### ASSIGNMENT
You are asked to filter the data below and copy every line holding "label".

━━━━━ DATA FOR REVIEW

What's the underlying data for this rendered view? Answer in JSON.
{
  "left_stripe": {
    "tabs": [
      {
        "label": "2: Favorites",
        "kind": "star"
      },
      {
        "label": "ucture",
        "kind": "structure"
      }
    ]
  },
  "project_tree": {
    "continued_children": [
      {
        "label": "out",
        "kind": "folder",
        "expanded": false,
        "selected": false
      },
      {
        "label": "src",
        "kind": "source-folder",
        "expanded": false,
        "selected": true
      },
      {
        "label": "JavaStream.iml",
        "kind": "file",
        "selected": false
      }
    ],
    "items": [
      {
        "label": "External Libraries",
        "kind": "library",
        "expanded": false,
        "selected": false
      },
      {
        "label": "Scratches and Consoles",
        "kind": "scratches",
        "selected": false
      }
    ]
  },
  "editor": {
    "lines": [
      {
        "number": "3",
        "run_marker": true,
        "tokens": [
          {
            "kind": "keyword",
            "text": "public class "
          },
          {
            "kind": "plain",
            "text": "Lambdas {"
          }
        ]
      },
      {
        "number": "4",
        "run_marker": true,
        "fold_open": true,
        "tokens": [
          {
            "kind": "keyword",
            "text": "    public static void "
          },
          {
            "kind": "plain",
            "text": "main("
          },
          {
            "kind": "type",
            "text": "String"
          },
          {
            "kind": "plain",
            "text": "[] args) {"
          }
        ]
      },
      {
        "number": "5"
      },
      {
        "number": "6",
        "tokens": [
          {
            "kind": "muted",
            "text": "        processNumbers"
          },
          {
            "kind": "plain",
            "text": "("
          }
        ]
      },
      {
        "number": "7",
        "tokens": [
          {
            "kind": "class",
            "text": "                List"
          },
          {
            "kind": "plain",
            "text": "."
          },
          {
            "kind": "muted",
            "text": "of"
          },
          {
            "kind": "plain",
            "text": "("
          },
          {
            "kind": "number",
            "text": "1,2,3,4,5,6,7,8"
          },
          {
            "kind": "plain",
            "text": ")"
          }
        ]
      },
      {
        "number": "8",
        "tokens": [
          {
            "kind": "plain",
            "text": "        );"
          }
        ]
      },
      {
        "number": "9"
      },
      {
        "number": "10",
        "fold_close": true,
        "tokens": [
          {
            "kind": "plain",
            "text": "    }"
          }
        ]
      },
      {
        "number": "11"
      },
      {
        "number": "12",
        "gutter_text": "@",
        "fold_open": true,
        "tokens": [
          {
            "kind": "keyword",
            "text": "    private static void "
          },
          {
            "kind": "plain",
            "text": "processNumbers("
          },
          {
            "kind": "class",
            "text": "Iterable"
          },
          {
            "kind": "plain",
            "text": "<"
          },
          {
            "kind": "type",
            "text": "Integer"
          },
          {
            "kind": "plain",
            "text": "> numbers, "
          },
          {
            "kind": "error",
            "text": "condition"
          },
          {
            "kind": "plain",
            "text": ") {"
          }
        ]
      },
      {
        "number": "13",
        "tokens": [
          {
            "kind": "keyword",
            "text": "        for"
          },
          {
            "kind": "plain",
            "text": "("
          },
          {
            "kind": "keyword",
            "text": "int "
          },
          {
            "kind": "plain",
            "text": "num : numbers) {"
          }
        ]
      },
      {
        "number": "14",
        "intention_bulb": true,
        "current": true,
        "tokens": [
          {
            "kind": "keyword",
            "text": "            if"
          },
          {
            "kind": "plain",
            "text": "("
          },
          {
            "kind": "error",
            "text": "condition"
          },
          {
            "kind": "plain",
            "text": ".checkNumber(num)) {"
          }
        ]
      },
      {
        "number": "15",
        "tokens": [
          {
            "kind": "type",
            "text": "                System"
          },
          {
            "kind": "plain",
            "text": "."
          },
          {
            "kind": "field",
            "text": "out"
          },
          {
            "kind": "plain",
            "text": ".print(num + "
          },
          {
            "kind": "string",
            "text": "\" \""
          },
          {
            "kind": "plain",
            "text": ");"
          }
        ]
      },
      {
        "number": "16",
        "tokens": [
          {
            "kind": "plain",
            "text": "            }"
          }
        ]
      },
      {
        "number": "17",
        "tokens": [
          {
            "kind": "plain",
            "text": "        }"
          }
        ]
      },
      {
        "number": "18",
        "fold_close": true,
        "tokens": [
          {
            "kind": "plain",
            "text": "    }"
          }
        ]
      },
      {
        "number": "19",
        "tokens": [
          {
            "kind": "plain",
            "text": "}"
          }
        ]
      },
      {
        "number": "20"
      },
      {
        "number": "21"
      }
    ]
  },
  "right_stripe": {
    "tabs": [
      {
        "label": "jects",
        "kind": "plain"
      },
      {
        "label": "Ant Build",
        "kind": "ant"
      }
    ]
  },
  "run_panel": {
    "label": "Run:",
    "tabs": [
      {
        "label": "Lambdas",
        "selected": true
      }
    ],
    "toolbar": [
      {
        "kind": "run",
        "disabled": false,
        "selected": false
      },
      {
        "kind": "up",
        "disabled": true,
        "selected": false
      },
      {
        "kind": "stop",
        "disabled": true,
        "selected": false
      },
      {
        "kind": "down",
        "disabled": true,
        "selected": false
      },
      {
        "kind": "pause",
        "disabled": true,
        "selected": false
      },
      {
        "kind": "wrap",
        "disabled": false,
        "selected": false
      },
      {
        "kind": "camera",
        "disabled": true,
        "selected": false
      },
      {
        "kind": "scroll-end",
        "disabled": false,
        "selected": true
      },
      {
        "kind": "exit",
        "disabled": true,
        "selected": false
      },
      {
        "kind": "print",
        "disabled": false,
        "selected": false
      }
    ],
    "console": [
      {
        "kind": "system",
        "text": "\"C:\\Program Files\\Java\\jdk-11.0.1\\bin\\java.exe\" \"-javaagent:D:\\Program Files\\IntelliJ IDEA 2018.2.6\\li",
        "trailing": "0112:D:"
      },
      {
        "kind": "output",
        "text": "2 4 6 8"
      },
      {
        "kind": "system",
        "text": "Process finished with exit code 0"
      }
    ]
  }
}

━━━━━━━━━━

### RESPONSE TO THIS EXERCISE
        "label": "2: Favorites",
        "label": "ucture",
        "label": "out",
        "label": "src",
        "label": "JavaStream.iml",
        "label": "External Libraries",
        "label": "Scratches and Consoles",
        "label": "jects",
        "label": "Ant Build",
    "label": "Run:",
        "label": "Lambdas",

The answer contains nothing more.